Central banks from Japan to Switzerland have implemented negative rates in a bid to catalyse economic growth, sending investors scurrying to find yield elsewhere.
One popular destination for these investors has been the US, and in particular, the US Treasury market.
In a note out August 22, George Saravelos at Deutsche Bank took a look at foreign investors buying US bonds, and using currency hedging to eliminate FX risk. The note said:
“Foreigners have fled negative rates and flocked to US fixed income to take advantage of positive rates. Currency hedging these purchases has been a popular strategy: investors buy long-end bonds and use short-dated forwards to eliminate the FX risk.”
Unfortunately for investors, this safe harbour has now disappeared as a result of diverging central bank policy. Saravelos said (emphasis added):
“Yet something significant has happened in recent months: buying 10-yr US treasuries is no longer profitable. It is not only Europeans or Japanese, there now isn’t any global fixed income investor that can make decent money by buying hedged USTs.”
The chart below shows this in action, with the yield differential (think profit) on 10-year US Treasurys shrinking in the left hand chart. Investors in Japan, the UK and Europe now get nothing for buying 10-year US Treasurys that have currency hedging in place.
This shift is partly down to what is called the cross-currency basis, which is essentially the cost of hedging the FX risk. The move in the basis has been driven by regulatory restrictions and differing investor hedging preferences, according to Deutsche Bank.
The chart on the right shows the cost of hedging the FX risk versus the yield pickup offered by 10-year US Treasurys. In short, they’re converging.
This shift could limit foreign investor interest in the US Treasury market, according to Deutsche Bank.
“It is hard to see the relentless foreign buying of hedged US fixed income continuing at the same pace,” the note said. “Unless other bond yields decline deep into negative territory (they are already zero), there may be limits to how much more UST yields can compress.”

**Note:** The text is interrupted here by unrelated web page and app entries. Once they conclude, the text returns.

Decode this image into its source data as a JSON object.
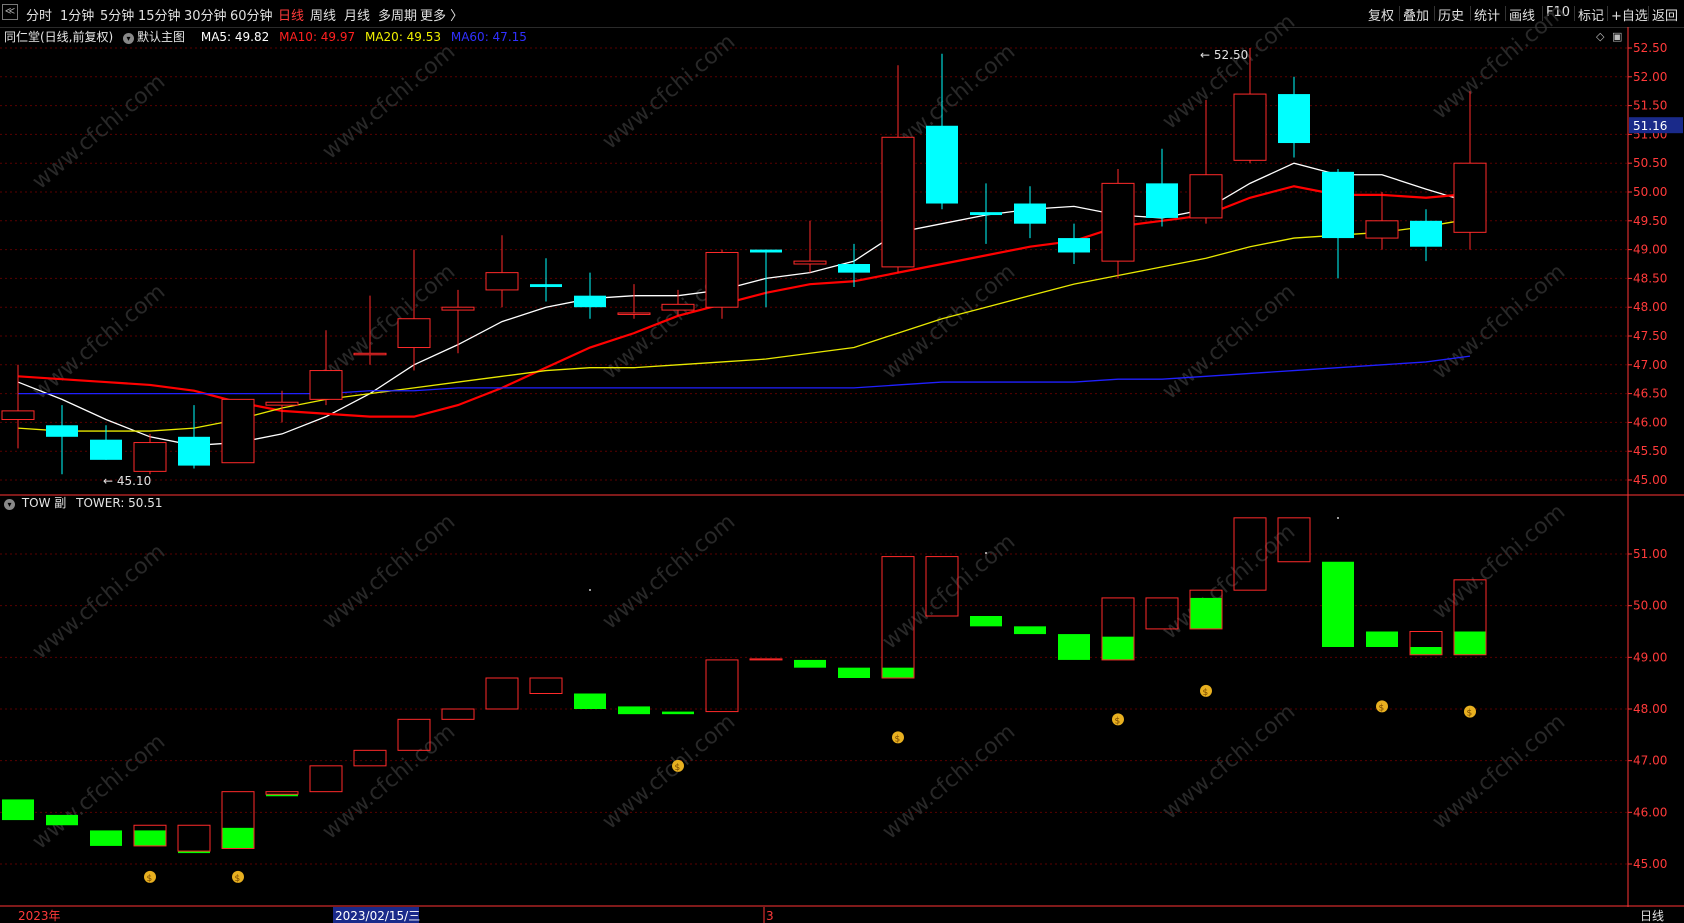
{
  "toolbar": {
    "left_icon": "collapse-icon",
    "periods": [
      "分时",
      "1分钟",
      "5分钟",
      "15分钟",
      "30分钟",
      "60分钟",
      "日线",
      "周线",
      "月线",
      "多周期",
      "更多 〉"
    ],
    "active_period": "日线",
    "right": [
      "复权",
      "叠加",
      "历史",
      "统计",
      "画线",
      "F10",
      "标记",
      "+自选",
      "返回"
    ]
  },
  "main_legend": {
    "stock": "同仁堂(日线,前复权)",
    "template": "默认主图",
    "ma5": "MA5: 49.82",
    "ma10": "MA10: 49.97",
    "ma20": "MA20: 49.53",
    "ma60": "MA60: 47.15"
  },
  "sub_legend": {
    "name": "TOW 副",
    "value": "TOWER: 50.51"
  },
  "annotations": {
    "high": "52.50",
    "low": "45.10",
    "last_price": "51.16"
  },
  "bottom": {
    "year": "2023年",
    "date": "2023/02/15/三",
    "month": "3",
    "period": "日线"
  },
  "watermark": "www.cfchi.com",
  "colors": {
    "up": "#ff2a2a",
    "down": "#00ffff",
    "ma5": "#ffffff",
    "ma10": "#ff0000",
    "ma20": "#e8e800",
    "ma60": "#2020ff",
    "tower_up": "#00ff00",
    "tower_frame": "#ff2a2a",
    "axis": "#ff3333",
    "grid": "#5a0000"
  },
  "chart_data": [
    {
      "type": "candlestick",
      "title": "同仁堂(日线,前复权)",
      "y_ticks": [
        "52.50",
        "52.00",
        "51.50",
        "51.00",
        "50.50",
        "50.00",
        "49.50",
        "49.00",
        "48.50",
        "48.00",
        "47.50",
        "47.00",
        "46.50",
        "46.00",
        "45.50",
        "45.00"
      ],
      "ylim": [
        44.9,
        52.6
      ],
      "candles": [
        {
          "o": 46.05,
          "h": 47.0,
          "l": 45.55,
          "c": 46.2
        },
        {
          "o": 45.95,
          "h": 46.3,
          "l": 45.1,
          "c": 45.75
        },
        {
          "o": 45.7,
          "h": 45.95,
          "l": 45.35,
          "c": 45.35
        },
        {
          "o": 45.15,
          "h": 45.8,
          "l": 45.1,
          "c": 45.65
        },
        {
          "o": 45.75,
          "h": 46.3,
          "l": 45.2,
          "c": 45.25
        },
        {
          "o": 45.3,
          "h": 46.4,
          "l": 45.3,
          "c": 46.4
        },
        {
          "o": 46.3,
          "h": 46.55,
          "l": 46.0,
          "c": 46.35
        },
        {
          "o": 46.4,
          "h": 47.6,
          "l": 46.3,
          "c": 46.9
        },
        {
          "o": 47.2,
          "h": 48.2,
          "l": 47.0,
          "c": 47.2
        },
        {
          "o": 47.3,
          "h": 49.0,
          "l": 46.9,
          "c": 47.8
        },
        {
          "o": 47.95,
          "h": 48.3,
          "l": 47.2,
          "c": 48.0
        },
        {
          "o": 48.3,
          "h": 49.25,
          "l": 48.0,
          "c": 48.6
        },
        {
          "o": 48.4,
          "h": 48.85,
          "l": 48.1,
          "c": 48.35
        },
        {
          "o": 48.2,
          "h": 48.6,
          "l": 47.8,
          "c": 48.0
        },
        {
          "o": 47.9,
          "h": 48.4,
          "l": 47.8,
          "c": 47.9
        },
        {
          "o": 47.95,
          "h": 48.3,
          "l": 47.85,
          "c": 48.05
        },
        {
          "o": 48.0,
          "h": 49.0,
          "l": 47.8,
          "c": 48.95
        },
        {
          "o": 49.0,
          "h": 49.0,
          "l": 48.0,
          "c": 48.95
        },
        {
          "o": 48.75,
          "h": 49.5,
          "l": 48.6,
          "c": 48.8
        },
        {
          "o": 48.75,
          "h": 49.1,
          "l": 48.35,
          "c": 48.6
        },
        {
          "o": 48.7,
          "h": 52.2,
          "l": 48.6,
          "c": 50.95
        },
        {
          "o": 51.15,
          "h": 52.4,
          "l": 49.7,
          "c": 49.8
        },
        {
          "o": 49.65,
          "h": 50.15,
          "l": 49.1,
          "c": 49.6
        },
        {
          "o": 49.8,
          "h": 50.1,
          "l": 49.2,
          "c": 49.45
        },
        {
          "o": 49.2,
          "h": 49.45,
          "l": 48.75,
          "c": 48.95
        },
        {
          "o": 48.8,
          "h": 50.4,
          "l": 48.5,
          "c": 50.15
        },
        {
          "o": 50.15,
          "h": 50.75,
          "l": 49.4,
          "c": 49.55
        },
        {
          "o": 49.55,
          "h": 51.6,
          "l": 49.45,
          "c": 50.3
        },
        {
          "o": 50.55,
          "h": 52.5,
          "l": 50.5,
          "c": 51.7
        },
        {
          "o": 51.7,
          "h": 52.0,
          "l": 50.6,
          "c": 50.85
        },
        {
          "o": 50.35,
          "h": 50.4,
          "l": 48.5,
          "c": 49.2
        },
        {
          "o": 49.2,
          "h": 50.0,
          "l": 49.0,
          "c": 49.5
        },
        {
          "o": 49.5,
          "h": 49.7,
          "l": 48.8,
          "c": 49.05
        },
        {
          "o": 49.3,
          "h": 51.75,
          "l": 49.0,
          "c": 50.5
        }
      ],
      "series": [
        {
          "name": "MA5",
          "values": [
            46.7,
            46.4,
            46.05,
            45.75,
            45.6,
            45.65,
            45.8,
            46.1,
            46.5,
            47.0,
            47.35,
            47.75,
            48.0,
            48.15,
            48.2,
            48.2,
            48.3,
            48.5,
            48.6,
            48.8,
            49.3,
            49.45,
            49.6,
            49.7,
            49.75,
            49.6,
            49.55,
            49.7,
            50.15,
            50.5,
            50.3,
            50.3,
            50.05,
            49.82
          ]
        },
        {
          "name": "MA10",
          "values": [
            46.8,
            46.75,
            46.7,
            46.65,
            46.55,
            46.35,
            46.2,
            46.15,
            46.1,
            46.1,
            46.3,
            46.6,
            46.95,
            47.3,
            47.55,
            47.85,
            48.05,
            48.25,
            48.4,
            48.45,
            48.6,
            48.75,
            48.9,
            49.05,
            49.15,
            49.4,
            49.5,
            49.6,
            49.9,
            50.1,
            49.95,
            49.95,
            49.9,
            49.97
          ]
        },
        {
          "name": "MA20",
          "values": [
            45.9,
            45.85,
            45.85,
            45.85,
            45.9,
            46.05,
            46.25,
            46.4,
            46.5,
            46.6,
            46.7,
            46.8,
            46.9,
            46.95,
            46.95,
            47.0,
            47.05,
            47.1,
            47.2,
            47.3,
            47.55,
            47.8,
            48.0,
            48.2,
            48.4,
            48.55,
            48.7,
            48.85,
            49.05,
            49.2,
            49.25,
            49.3,
            49.4,
            49.53
          ]
        },
        {
          "name": "MA60",
          "values": [
            46.5,
            46.5,
            46.5,
            46.5,
            46.5,
            46.5,
            46.5,
            46.5,
            46.55,
            46.55,
            46.6,
            46.6,
            46.6,
            46.6,
            46.6,
            46.6,
            46.6,
            46.6,
            46.6,
            46.6,
            46.65,
            46.7,
            46.7,
            46.7,
            46.7,
            46.75,
            46.75,
            46.8,
            46.85,
            46.9,
            46.95,
            47.0,
            47.05,
            47.15
          ]
        }
      ]
    },
    {
      "type": "bar",
      "title": "TOW 副 TOWER",
      "y_ticks": [
        "51.00",
        "50.00",
        "49.00",
        "48.00",
        "47.00",
        "46.00",
        "45.00"
      ],
      "ylim": [
        44.6,
        51.9
      ],
      "towers": [
        {
          "lo": 45.85,
          "hi": 46.25,
          "frame_lo": null,
          "frame_hi": null,
          "fill": "green"
        },
        {
          "lo": 45.75,
          "hi": 45.95,
          "frame_lo": null,
          "frame_hi": null,
          "fill": "green"
        },
        {
          "lo": 45.35,
          "hi": 45.65,
          "frame_lo": null,
          "frame_hi": null,
          "fill": "green"
        },
        {
          "lo": 45.35,
          "hi": 45.65,
          "frame_lo": 45.35,
          "frame_hi": 45.75,
          "fill": "green"
        },
        {
          "lo": 45.25,
          "hi": 45.25,
          "frame_lo": 45.25,
          "frame_hi": 45.75,
          "fill": "none"
        },
        {
          "lo": 45.3,
          "hi": 45.7,
          "frame_lo": 45.3,
          "frame_hi": 46.4,
          "fill": "green"
        },
        {
          "lo": 46.35,
          "hi": 46.35,
          "frame_lo": 46.35,
          "frame_hi": 46.4,
          "fill": "none"
        },
        {
          "lo": null,
          "hi": null,
          "frame_lo": 46.4,
          "frame_hi": 46.9,
          "fill": "none"
        },
        {
          "lo": null,
          "hi": null,
          "frame_lo": 46.9,
          "frame_hi": 47.2,
          "fill": "none"
        },
        {
          "lo": null,
          "hi": null,
          "frame_lo": 47.2,
          "frame_hi": 47.8,
          "fill": "none"
        },
        {
          "lo": null,
          "hi": null,
          "frame_lo": 47.8,
          "frame_hi": 48.0,
          "fill": "none"
        },
        {
          "lo": null,
          "hi": null,
          "frame_lo": 48.0,
          "frame_hi": 48.6,
          "fill": "none"
        },
        {
          "lo": null,
          "hi": null,
          "frame_lo": 48.3,
          "frame_hi": 48.6,
          "fill": "none"
        },
        {
          "lo": 48.0,
          "hi": 48.3,
          "frame_lo": null,
          "frame_hi": null,
          "fill": "green"
        },
        {
          "lo": 47.9,
          "hi": 48.05,
          "frame_lo": null,
          "frame_hi": null,
          "fill": "green"
        },
        {
          "lo": 47.9,
          "hi": 47.95,
          "frame_lo": null,
          "frame_hi": null,
          "fill": "green"
        },
        {
          "lo": null,
          "hi": null,
          "frame_lo": 47.95,
          "frame_hi": 48.95,
          "fill": "none"
        },
        {
          "lo": null,
          "hi": null,
          "frame_lo": 48.95,
          "frame_hi": 48.97,
          "fill": "none"
        },
        {
          "lo": 48.8,
          "hi": 48.95,
          "frame_lo": null,
          "frame_hi": null,
          "fill": "green"
        },
        {
          "lo": 48.6,
          "hi": 48.8,
          "frame_lo": null,
          "frame_hi": null,
          "fill": "green"
        },
        {
          "lo": 48.6,
          "hi": 48.8,
          "frame_lo": 48.6,
          "frame_hi": 50.95,
          "fill": "green"
        },
        {
          "lo": null,
          "hi": null,
          "frame_lo": 49.8,
          "frame_hi": 50.95,
          "fill": "none"
        },
        {
          "lo": 49.6,
          "hi": 49.8,
          "frame_lo": null,
          "frame_hi": null,
          "fill": "green"
        },
        {
          "lo": 49.45,
          "hi": 49.6,
          "frame_lo": null,
          "frame_hi": null,
          "fill": "green"
        },
        {
          "lo": 48.95,
          "hi": 49.45,
          "frame_lo": null,
          "frame_hi": null,
          "fill": "green"
        },
        {
          "lo": 48.95,
          "hi": 49.4,
          "frame_lo": 48.95,
          "frame_hi": 50.15,
          "fill": "green"
        },
        {
          "lo": null,
          "hi": null,
          "frame_lo": 49.55,
          "frame_hi": 50.15,
          "fill": "none"
        },
        {
          "lo": 49.55,
          "hi": 50.15,
          "frame_lo": 49.55,
          "frame_hi": 50.3,
          "fill": "green"
        },
        {
          "lo": null,
          "hi": null,
          "frame_lo": 50.3,
          "frame_hi": 51.7,
          "fill": "none"
        },
        {
          "lo": null,
          "hi": null,
          "frame_lo": 50.85,
          "frame_hi": 51.7,
          "fill": "none"
        },
        {
          "lo": 49.2,
          "hi": 50.85,
          "frame_lo": null,
          "frame_hi": null,
          "fill": "green"
        },
        {
          "lo": 49.2,
          "hi": 49.5,
          "frame_lo": null,
          "frame_hi": null,
          "fill": "green"
        },
        {
          "lo": 49.05,
          "hi": 49.2,
          "frame_lo": 49.05,
          "frame_hi": 49.5,
          "fill": "green"
        },
        {
          "lo": 49.05,
          "hi": 49.5,
          "frame_lo": 49.05,
          "frame_hi": 50.5,
          "fill": "green"
        }
      ],
      "signals": [
        {
          "i": 3,
          "v": 44.75
        },
        {
          "i": 5,
          "v": 44.75
        },
        {
          "i": 15,
          "v": 46.9
        },
        {
          "i": 20,
          "v": 47.45
        },
        {
          "i": 25,
          "v": 47.8
        },
        {
          "i": 27,
          "v": 48.35
        },
        {
          "i": 31,
          "v": 48.05
        },
        {
          "i": 33,
          "v": 47.95
        }
      ]
    }
  ]
}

This change could also have an impact on the US dollar, as investors will have to buy US Treasurys unhedged if they want to find yield on AAA investments. That will generate additional demand for US dollars.